Over 70,000 families across the US are set to lose their unemployment benefits this week following last night’s cloture motion on an extension failed by one Republican vote.
1.7 million Americans were left without unemployment insurance after the program expired on December 28th of last year. Since then, senate Democrats have repeatedly sought an emergency extension of the program, only to see it beaten back every time because they have not been able to convince enough Republicans to join them.
Speaking after the vote, Senate Majority Leader Harry Reid of Nevada (D) spoke of the immense frustration felt by many Democrats after the Republicans once again refused to back the extension:
[box type=”shadow”]I’m beginning to believe there is nothing that will get Republicans to yes. It’s a ‘no’ vote because they don’t want to extend unemployment insurance. We’re one Republican vote away from restoring benefits to 1.7 million Americans. There is one Republican vote standing in the way of a lifeline to these 1.7 million people.
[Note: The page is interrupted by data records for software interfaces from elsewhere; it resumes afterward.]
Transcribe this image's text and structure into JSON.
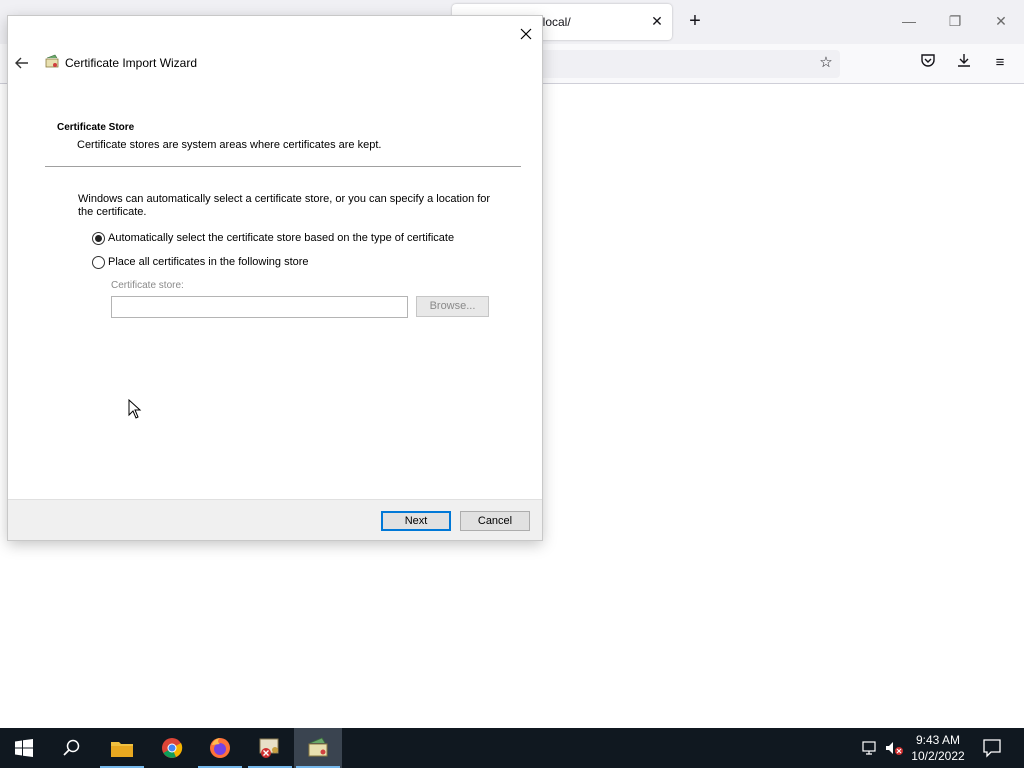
{
  "browser": {
    "tab_title": "t.local/",
    "tab_close_icon": "close-icon",
    "new_tab_icon": "plus-icon"
  },
  "dialog": {
    "title": "Certificate Import Wizard",
    "section_heading": "Certificate Store",
    "section_description": "Certificate stores are system areas where certificates are kept.",
    "body_text": "Windows can automatically select a certificate store, or you can specify a location for the certificate.",
    "options": [
      {
        "label": "Automatically select the certificate store based on the type of certificate",
        "selected": true
      },
      {
        "label": "Place all certificates in the following store",
        "selected": false
      }
    ],
    "store_label": "Certificate store:",
    "store_value": "",
    "browse_label": "Browse...",
    "next_label": "Next",
    "cancel_label": "Cancel"
  },
  "taskbar": {
    "pinned": [
      "start-icon",
      "search-icon",
      "file-explorer-icon",
      "chrome-icon",
      "firefox-icon",
      "certificate-error-icon",
      "certificate-wizard-icon"
    ],
    "clock_time": "9:43 AM",
    "clock_date": "10/2/2022"
  },
  "colors": {
    "accent": "#0078d7",
    "taskbar": "#101820"
  }
}
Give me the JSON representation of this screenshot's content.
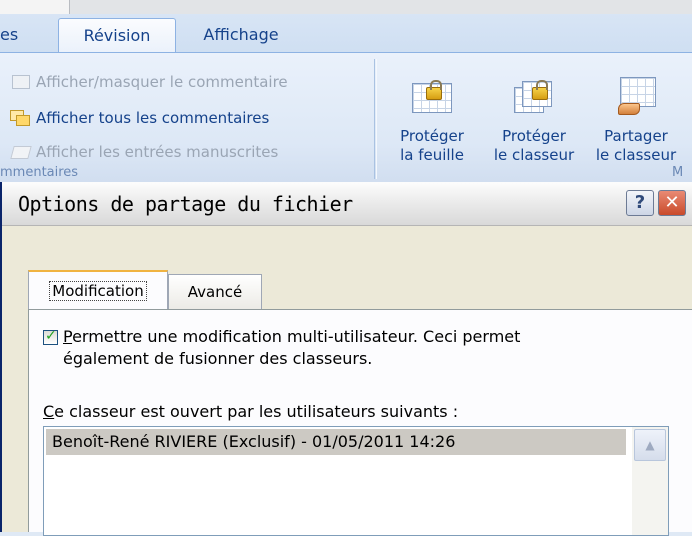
{
  "ribbon": {
    "tabs": [
      {
        "label": "es"
      },
      {
        "label": "Révision"
      },
      {
        "label": "Affichage"
      }
    ],
    "comments_group": {
      "items": [
        {
          "label": "Afficher/masquer le commentaire",
          "icon": "comment-toggle-icon",
          "enabled": false
        },
        {
          "label": "Afficher tous les commentaires",
          "icon": "comments-all-icon",
          "enabled": true
        },
        {
          "label": "Afficher les entrées manuscrites",
          "icon": "ink-icon",
          "enabled": false
        }
      ],
      "label": "mmentaires"
    },
    "changes_group": {
      "buttons": [
        {
          "line1": "Protéger",
          "line2": "la feuille",
          "icon": "protect-sheet-icon"
        },
        {
          "line1": "Protéger",
          "line2": "le classeur",
          "icon": "protect-workbook-icon"
        },
        {
          "line1": "Partager",
          "line2": "le classeur",
          "icon": "share-workbook-icon"
        }
      ],
      "label": "M"
    }
  },
  "dialog": {
    "title": "Options de partage du fichier",
    "help_glyph": "?",
    "close_glyph": "✕",
    "tabs": [
      {
        "label": "Modification"
      },
      {
        "label": "Avancé"
      }
    ],
    "checkbox": {
      "checked": true,
      "label_first_char": "P",
      "label_rest_line1": "ermettre une modification multi-utilisateur. Ceci permet",
      "label_line2": "également de fusionner des classeurs."
    },
    "users_label_first_char": "C",
    "users_label_rest": "e classeur est ouvert par les utilisateurs suivants :",
    "users": [
      "Benoît-René RIVIERE (Exclusif) - 01/05/2011 14:26"
    ],
    "scroll_up_glyph": "▲"
  },
  "colors": {
    "ribbon_text": "#15428b",
    "disabled_text": "#9aa5b4",
    "close_button": "#c94a2a"
  }
}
And every week [Republicans] delay, another 73,000 Americans lose these crucial benefits — benefits that help them keep food on the table and a roof over their heads while they search for a job.[/box]
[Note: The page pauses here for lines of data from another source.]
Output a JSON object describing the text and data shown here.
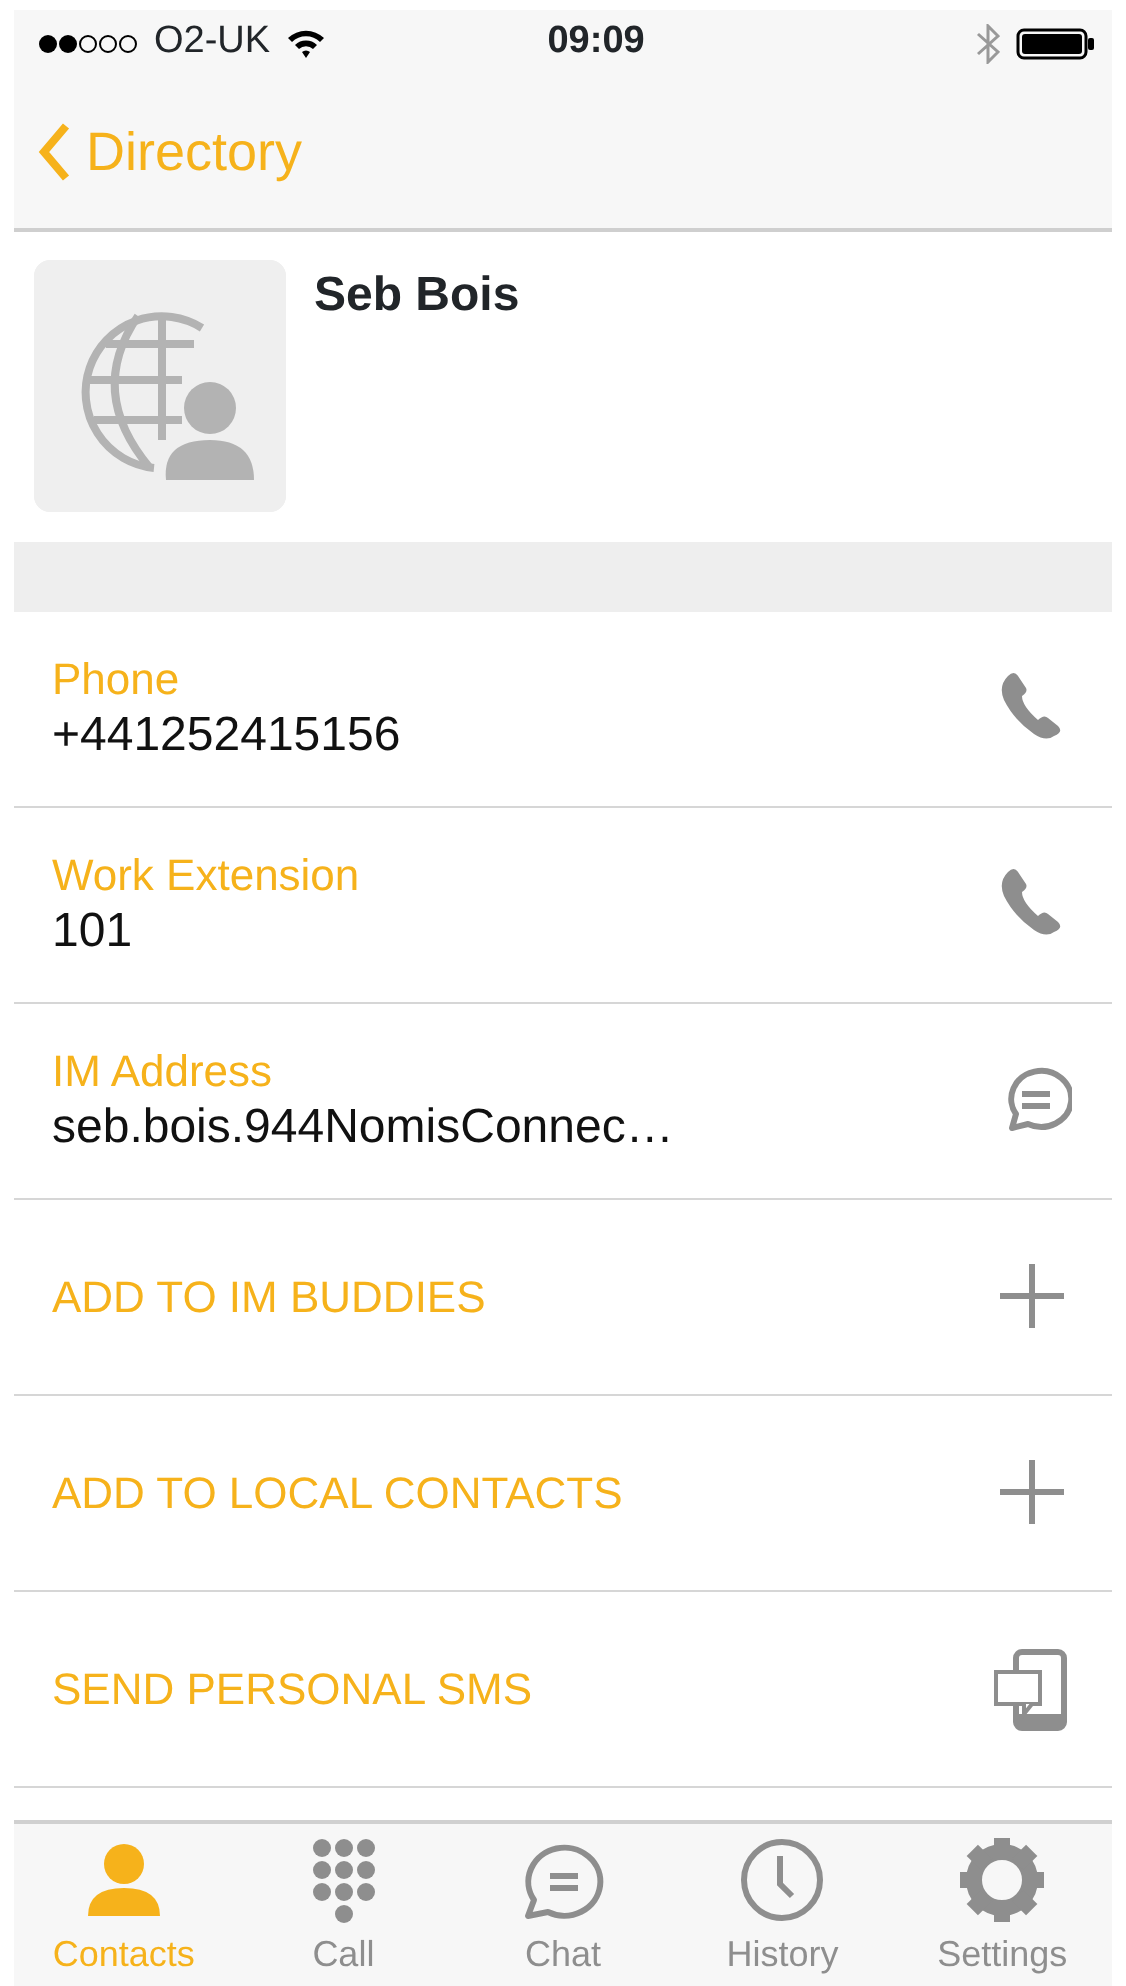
{
  "status_bar": {
    "carrier": "O2-UK",
    "time": "09:09"
  },
  "nav": {
    "back_label": "Directory"
  },
  "contact": {
    "name": "Seb Bois"
  },
  "rows": [
    {
      "kind": "call",
      "label": "Phone",
      "value": "+441252415156"
    },
    {
      "kind": "call",
      "label": "Work Extension",
      "value": "101"
    },
    {
      "kind": "chat",
      "label": "IM Address",
      "value": "seb.bois.944NomisConnec…"
    },
    {
      "kind": "add",
      "label": "ADD TO IM BUDDIES"
    },
    {
      "kind": "add",
      "label": "ADD TO LOCAL CONTACTS"
    },
    {
      "kind": "sms",
      "label": "SEND PERSONAL SMS"
    }
  ],
  "tabs": [
    {
      "label": "Contacts",
      "selected": true
    },
    {
      "label": "Call",
      "selected": false
    },
    {
      "label": "Chat",
      "selected": false
    },
    {
      "label": "History",
      "selected": false
    },
    {
      "label": "Settings",
      "selected": false
    }
  ]
}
Democratic senate candidate Alison Grimes, who is set to face Senate Minority Leader Mitch McConnell in the 2014 midterms, focused her ire on his apparent disregard for the very people he is supposed to serve:
[box type=”shadow”]Today, nearly 20,000 Kentuckians were one vote away from receiving the income they need to put food on their families’ tables; Mitch McConnell could have been that one vote. Instead, he chose to turn his back on good people who have worked hard and want to work again. To make matters worse, McConnell continues to laugh in their faces by refusing to offer a jobs plan to help put them back to work.[/box]
The vote revealed the extent to which senior senate Republicans (many of whom have an eye their party’s 2016 presidential nomination process) are totally disconnected from the average American family. Several prospective nominees such as Rand Paul (R-KY), Marco Rubio (R-FL) and Ted Cruz (R-TX) all voted against the cloture motion.
With the midterm elections approaching, and with several recent studies showing that many American families are increasingly relying on welfare and other benefits, the GOP faces a huge public backlash as it positions itself as the party of the few and not the many, a party that is more concerned with farm subsidies and tax-cuts for the richest Americans than the wellbeing of the most vulnerable Americans, an increasing number of whom are children.